Fifty years ago, delivering advice that leant upon the idea that pregnant women think they know what they’re about to experience was acceptable. We didn’t have the resources we have now and women, perhaps, had actual expectations from motherhood. However, we now find ourselves in the 21st century and this is no longer relevant.
We have the internet, forums, reality TV and lots and lots of books and the only common denominator they all have is publicising the fact that, no matter what we think, we’ll never have an idea of what pregnancy, child birth and motherhood are really like.
Show me an expectant first-time mum who claims she knows what motherhood is like and I’ll show you someone whose synapses are failing to fire. We are doused in quotes, such as ‘wait until you see what’s it’s really like,’ ‘you have no idea what to expect’ and my personal favourite, ‘you don’t know, you’re not a mum’ well before we even start trying to conceive.
I’m pretty sure that none of us assume we have the foggiest idea how our lives are about to change. I know that pregnancy holds unknown challenges, experiences and horrors. I’m refusing to even think about childbirth because of the endless barrage of women who tell the expectant population that we’ll never be ready, so why prepare so early on. I’ll leave the horror until later, thank you.

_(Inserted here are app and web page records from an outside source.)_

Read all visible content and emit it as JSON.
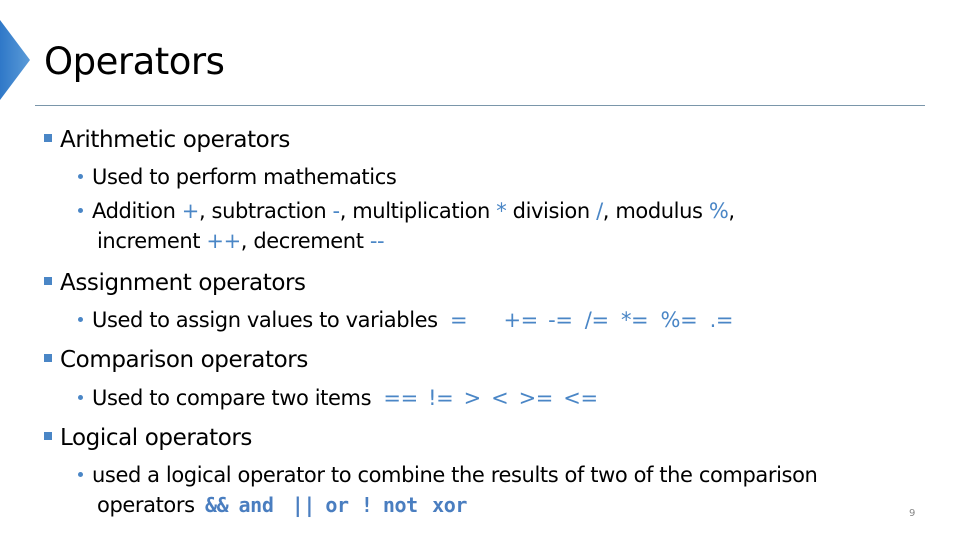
{
  "slide": {
    "title": "Operators",
    "page_number": "9",
    "accent_color": "#4a86c6"
  },
  "sections": [
    {
      "heading": "Arithmetic operators",
      "bullets": [
        {
          "text": "Used to perform mathematics"
        },
        {
          "parts": [
            "Addition ",
            "+",
            ", subtraction ",
            "-",
            ", multiplication ",
            "*",
            " division ",
            "/",
            ", modulus ",
            "%",
            ","
          ],
          "continuation": [
            "increment ",
            "++",
            ", decrement ",
            "--"
          ]
        }
      ]
    },
    {
      "heading": "Assignment operators",
      "bullets": [
        {
          "text": "Used to assign values to variables",
          "operators": [
            "=",
            "+=",
            "-=",
            "/=",
            "*=",
            "%=",
            ".="
          ]
        }
      ]
    },
    {
      "heading": "Comparison operators",
      "bullets": [
        {
          "text": "Used to compare two items",
          "operators": [
            "==",
            "!=",
            ">",
            "<",
            ">=",
            "<="
          ]
        }
      ]
    },
    {
      "heading": "Logical operators",
      "bullets": [
        {
          "text": "used a logical operator to combine the results of two of the comparison",
          "continuation": "operators",
          "operators": [
            "&&",
            "and",
            "||",
            "or",
            "!",
            "not",
            "xor"
          ]
        }
      ]
    }
  ]
}
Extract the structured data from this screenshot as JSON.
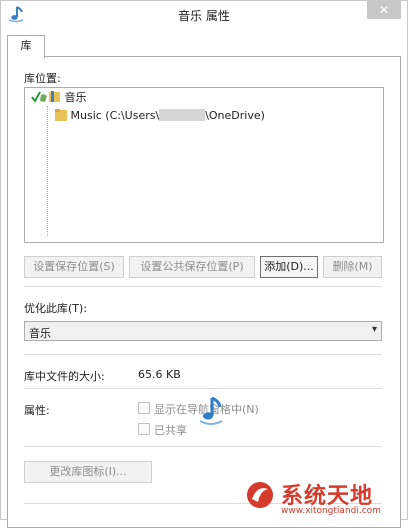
{
  "window": {
    "title": "音乐 属性",
    "close_glyph": "✕"
  },
  "tabs": [
    {
      "label": "库"
    }
  ],
  "library_locations": {
    "label": "库位置:",
    "items": [
      {
        "name": "音乐",
        "icon": "check-folder-icon"
      },
      {
        "prefix": "Music (C:\\Users\\",
        "suffix": "\\OneDrive)",
        "icon": "folder-icon"
      }
    ]
  },
  "buttons": {
    "set_save_location": "设置保存位置(S)",
    "set_public_save_location": "设置公共保存位置(P)",
    "add": "添加(D)...",
    "remove": "删除(M)",
    "change_icon": "更改库图标(I)..."
  },
  "optimize": {
    "label": "优化此库(T):",
    "selected": "音乐"
  },
  "size": {
    "label": "库中文件的大小:",
    "value": "65.6 KB"
  },
  "attributes": {
    "label": "属性:",
    "show_in_nav": "显示在导航窗格中(N)",
    "shared": "已共享"
  },
  "watermark": {
    "title": "系统天地",
    "url": "www.xitongtiandi.com"
  },
  "colors": {
    "accent": "#d63a2c",
    "border": "#adadad",
    "disabled_text": "#8d8d8d"
  }
}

And, I most definitely do not assume I have that magical connection with my child yet. I am over the moon with my pregnancy and love my unborn child as much as possible at present, but I have no doubt that this will seem insignificant after it’s born.
While advice almost always comes from a happy and good place, please remember that as an expectant mum, we have already been inundated with lectures and information. We appreciate the advice and the sentiment, but what would be absolutely wonderful would be if you could stop for a minute and listen. I have yet to finish a sentence about my pregnancy without someone interrupting to tell me that ‘well, it’s just going to get worse’ (even when I’m not complaining), ‘ohhh…you just wait and see’ or ‘that’s nothing, wait until….’
If I’m not feeling well, it’s not necessarily to do my pregnancy. It could be that I’m actually not well. It’s not a polite time to tell me how bad pregnancy gets or act like I’m being a hypochondriac. Alternatively, it could be due to my morning sickness, which so many people manage to avoid, but sadly I did not. I hate to tell you, but no amount of knowledge or advice is going to make my hugging the toilet bowl (whilst my 2 year old charge asks me if ‘Sawah need a wee wee’) any better. If you haven’t spent weeks of vomiting 5 times a day, then twice a week and now blissfully down to once a week, then please don’t tell me it will get worse. That’s not something I need to hear.
You had your first pregnancy. You learnt through your own experiences. Please let me have mine. It’s hard to enjoy your pregnancy when you’re unable to talk of it without having opinions (often literally) shouted at you. If your advice is relevant and helpful (ginger biscuit suggesters….thank you!) then I will happily listen, but if your intention is just to remind me that I have no idea what I’m doing or what I’m getting into – please don’t bother. I’m already well aware of it.